* _Work required_:
From the entries below, copy every line holding the word "chevron".

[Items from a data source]
——

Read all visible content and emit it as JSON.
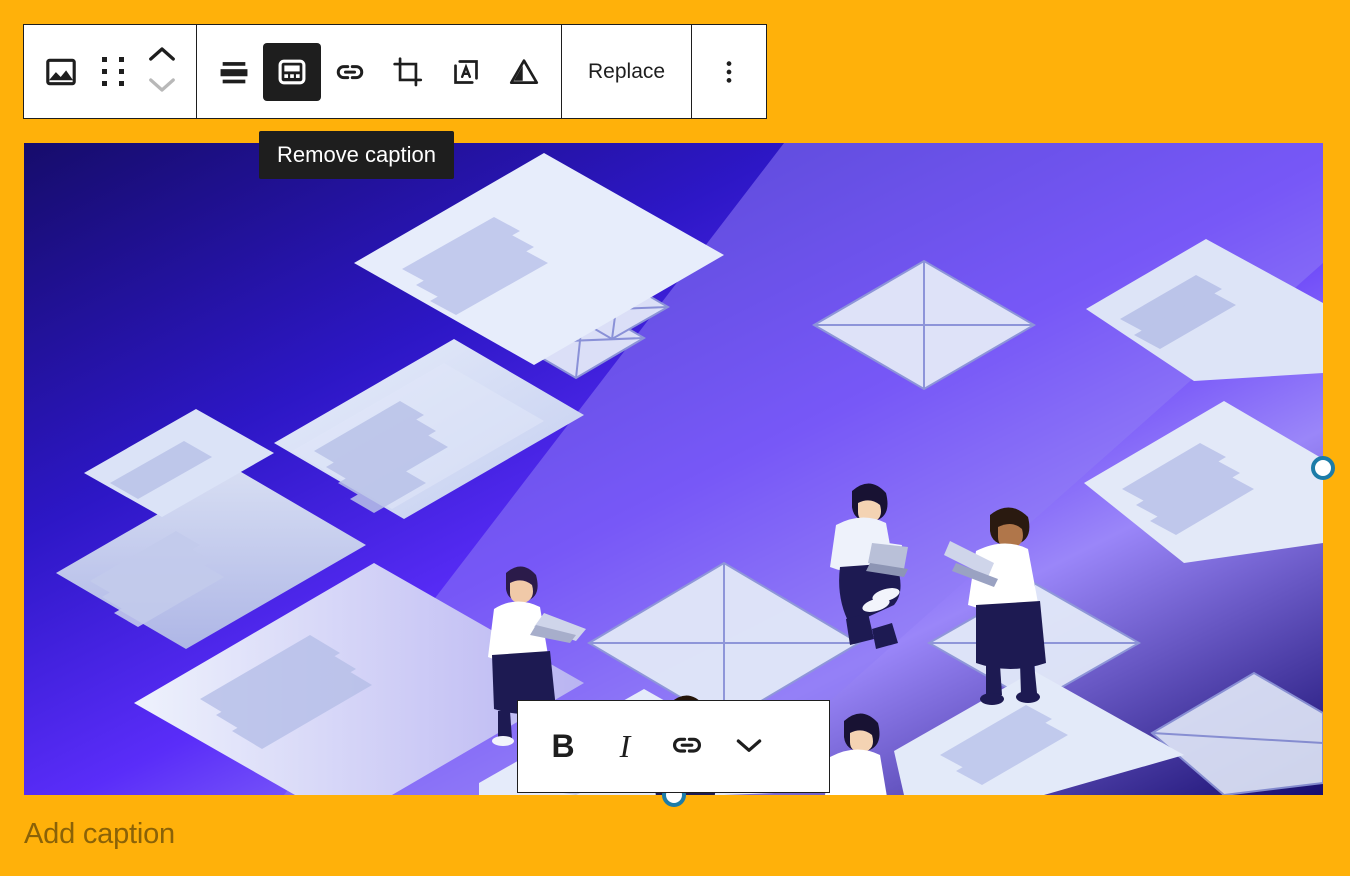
{
  "canvas": {
    "background_color": "#ffb10a"
  },
  "block_toolbar": {
    "block_type_label": "Image",
    "block_type_icon": "image-icon",
    "drag_handle_icon": "drag-handle-icon",
    "move_up_icon": "chevron-up-icon",
    "move_down_icon": "chevron-down-icon",
    "buttons": [
      {
        "name": "align-button",
        "icon": "align-center-icon",
        "label": "Align",
        "pressed": false
      },
      {
        "name": "caption-button",
        "icon": "caption-icon",
        "label": "Remove caption",
        "pressed": true
      },
      {
        "name": "link-button",
        "icon": "link-icon",
        "label": "Link",
        "pressed": false
      },
      {
        "name": "crop-button",
        "icon": "crop-icon",
        "label": "Crop",
        "pressed": false
      },
      {
        "name": "text-over-image-button",
        "icon": "text-over-image-icon",
        "label": "Add text over image",
        "pressed": false
      },
      {
        "name": "duotone-button",
        "icon": "duotone-triangle-icon",
        "label": "Apply duotone filter",
        "pressed": false
      }
    ],
    "replace_label": "Replace",
    "more_options_icon": "more-vertical-icon",
    "more_options_label": "Options"
  },
  "tooltip": {
    "text": "Remove caption"
  },
  "image": {
    "alt": "Isometric illustration of people with laptops among floating wireframe page layouts",
    "background_color": "#160c6b",
    "accent_color": "#4b22f4",
    "paper_color": "#dde5f7"
  },
  "resize_handles": {
    "right_handle": "resize-handle-right",
    "bottom_handle": "resize-handle-bottom",
    "color": "#1c7ca8"
  },
  "caption": {
    "placeholder": "Add caption",
    "color": "#8a6208"
  },
  "format_toolbar": {
    "buttons": [
      {
        "name": "bold-button",
        "icon": "bold-icon",
        "label": "B"
      },
      {
        "name": "italic-button",
        "icon": "italic-icon",
        "label": "I"
      },
      {
        "name": "link-button",
        "icon": "link-icon",
        "label": "Link"
      },
      {
        "name": "more-formats-button",
        "icon": "chevron-down-icon",
        "label": "More"
      }
    ]
  }
}
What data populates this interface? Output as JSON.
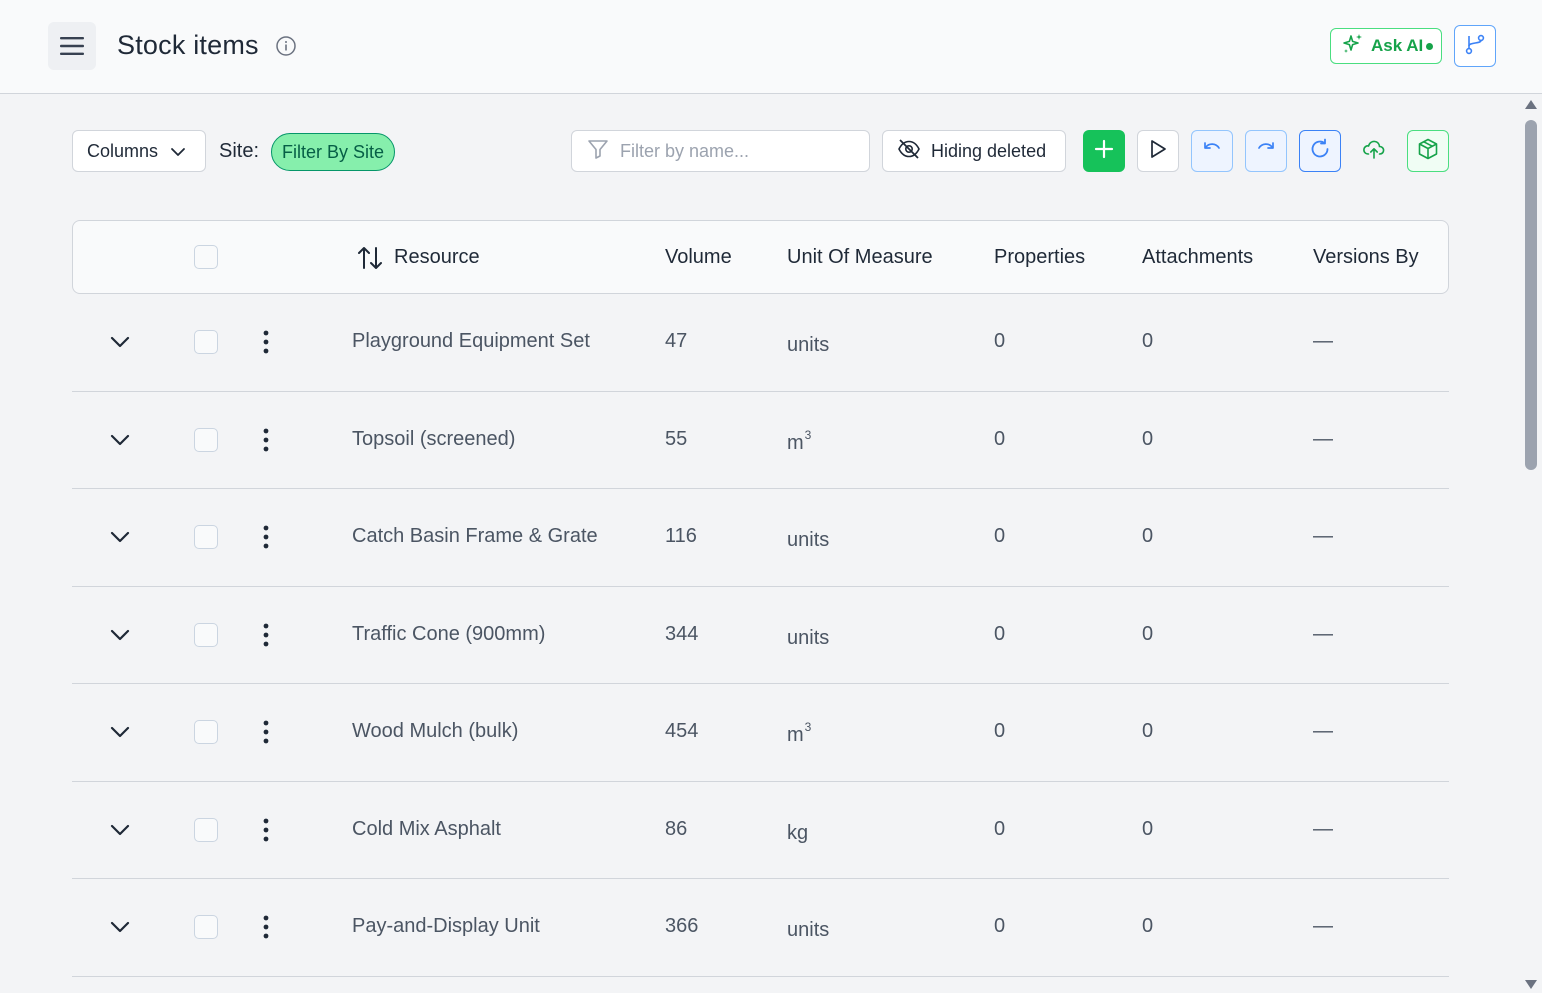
{
  "header": {
    "title": "Stock items",
    "ask_ai_label": "Ask AI",
    "menu_icon": "hamburger-menu-icon",
    "info_icon": "info-circle-icon",
    "branch_icon": "git-branch-icon"
  },
  "toolbar": {
    "columns_label": "Columns",
    "site_label": "Site:",
    "site_filter_label": "Filter By Site",
    "search_placeholder": "Filter by name...",
    "search_value": "",
    "hiding_deleted_label": "Hiding deleted",
    "icons": [
      "filter-icon",
      "eye-off-icon",
      "plus-icon",
      "play-icon",
      "undo-icon",
      "redo-icon",
      "refresh-icon",
      "cloud-upload-icon",
      "package-icon"
    ]
  },
  "table": {
    "columns": {
      "resource": "Resource",
      "volume": "Volume",
      "unit": "Unit Of Measure",
      "properties": "Properties",
      "attachments": "Attachments",
      "versions_by": "Versions By"
    },
    "rows": [
      {
        "resource": "Playground Equipment Set",
        "volume": "47",
        "unit": "units",
        "unit_sup": "",
        "properties": "0",
        "attachments": "0",
        "versions_by": "—"
      },
      {
        "resource": "Topsoil (screened)",
        "volume": "55",
        "unit": "m",
        "unit_sup": "3",
        "properties": "0",
        "attachments": "0",
        "versions_by": "—"
      },
      {
        "resource": "Catch Basin Frame & Grate",
        "volume": "116",
        "unit": "units",
        "unit_sup": "",
        "properties": "0",
        "attachments": "0",
        "versions_by": "—"
      },
      {
        "resource": "Traffic Cone (900mm)",
        "volume": "344",
        "unit": "units",
        "unit_sup": "",
        "properties": "0",
        "attachments": "0",
        "versions_by": "—"
      },
      {
        "resource": "Wood Mulch (bulk)",
        "volume": "454",
        "unit": "m",
        "unit_sup": "3",
        "properties": "0",
        "attachments": "0",
        "versions_by": "—"
      },
      {
        "resource": "Cold Mix Asphalt",
        "volume": "86",
        "unit": "kg",
        "unit_sup": "",
        "properties": "0",
        "attachments": "0",
        "versions_by": "—"
      },
      {
        "resource": "Pay-and-Display Unit",
        "volume": "366",
        "unit": "units",
        "unit_sup": "",
        "properties": "0",
        "attachments": "0",
        "versions_by": "—"
      }
    ]
  },
  "colors": {
    "accent_green": "#16c25a",
    "site_chip": "#86efac",
    "accent_blue": "#3b82f6"
  }
}
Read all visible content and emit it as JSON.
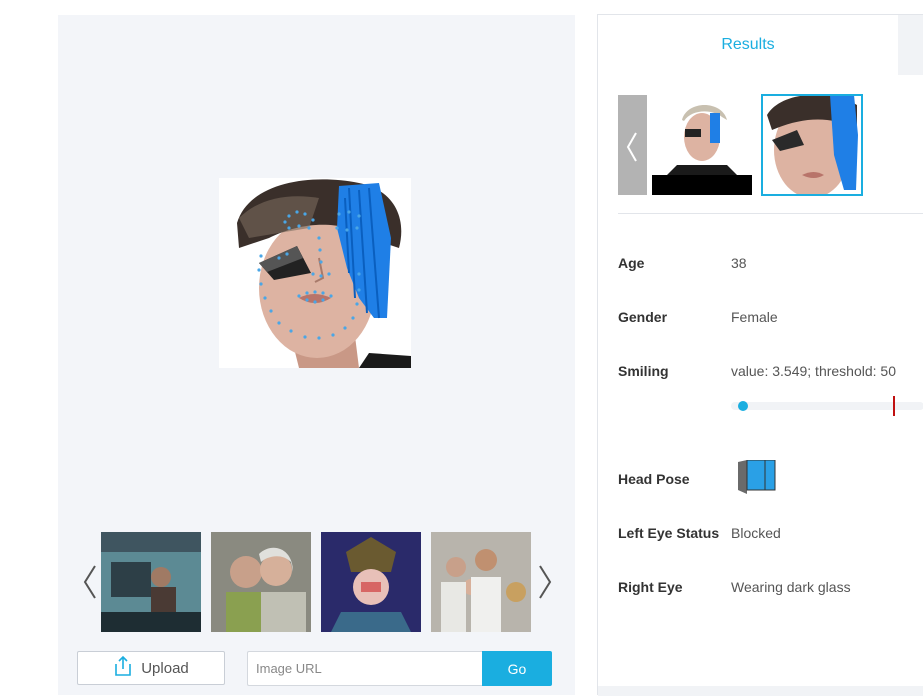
{
  "thumbnails": [
    {
      "name": "thumb-car",
      "alt": "people in car"
    },
    {
      "name": "thumb-couple",
      "alt": "elderly couple"
    },
    {
      "name": "thumb-opera",
      "alt": "opera performer"
    },
    {
      "name": "thumb-family",
      "alt": "family with dog"
    }
  ],
  "upload": {
    "label": "Upload"
  },
  "url_input": {
    "placeholder": "Image URL",
    "value": ""
  },
  "go": {
    "label": "Go"
  },
  "results": {
    "tab_label": "Results",
    "rows": {
      "age": {
        "label": "Age",
        "value": "38"
      },
      "gender": {
        "label": "Gender",
        "value": "Female"
      },
      "smiling": {
        "label": "Smiling",
        "value": "value: 3.549; threshold: 50",
        "score": 3.549,
        "threshold": 50,
        "max": 100
      },
      "head_pose": {
        "label": "Head Pose"
      },
      "left_eye": {
        "label": "Left Eye Status",
        "value": "Blocked"
      },
      "right_eye": {
        "label": "Right Eye",
        "value": "Wearing dark glass"
      }
    }
  },
  "colors": {
    "accent": "#1aaee0",
    "threshold": "#c01010",
    "landmark": "#4aa6e6",
    "hair_blue": "#1f7fe6"
  },
  "icons": {
    "prev": "chevron-left-icon",
    "next": "chevron-right-icon",
    "upload": "upload-icon",
    "head_pose": "head-pose-icon"
  }
}
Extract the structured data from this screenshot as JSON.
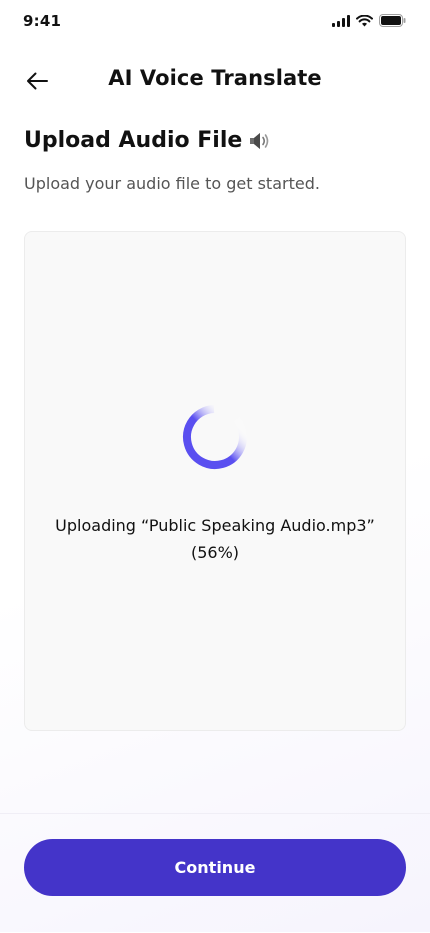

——

* _Solution_:
    "move_up_icon": "chevron-up-icon",
    "move_down_icon": "chevron-down-icon",
        "icon": "chevron-down-icon",
    "prev": "chevron-left-icon",
    "next": "chevron-right-icon",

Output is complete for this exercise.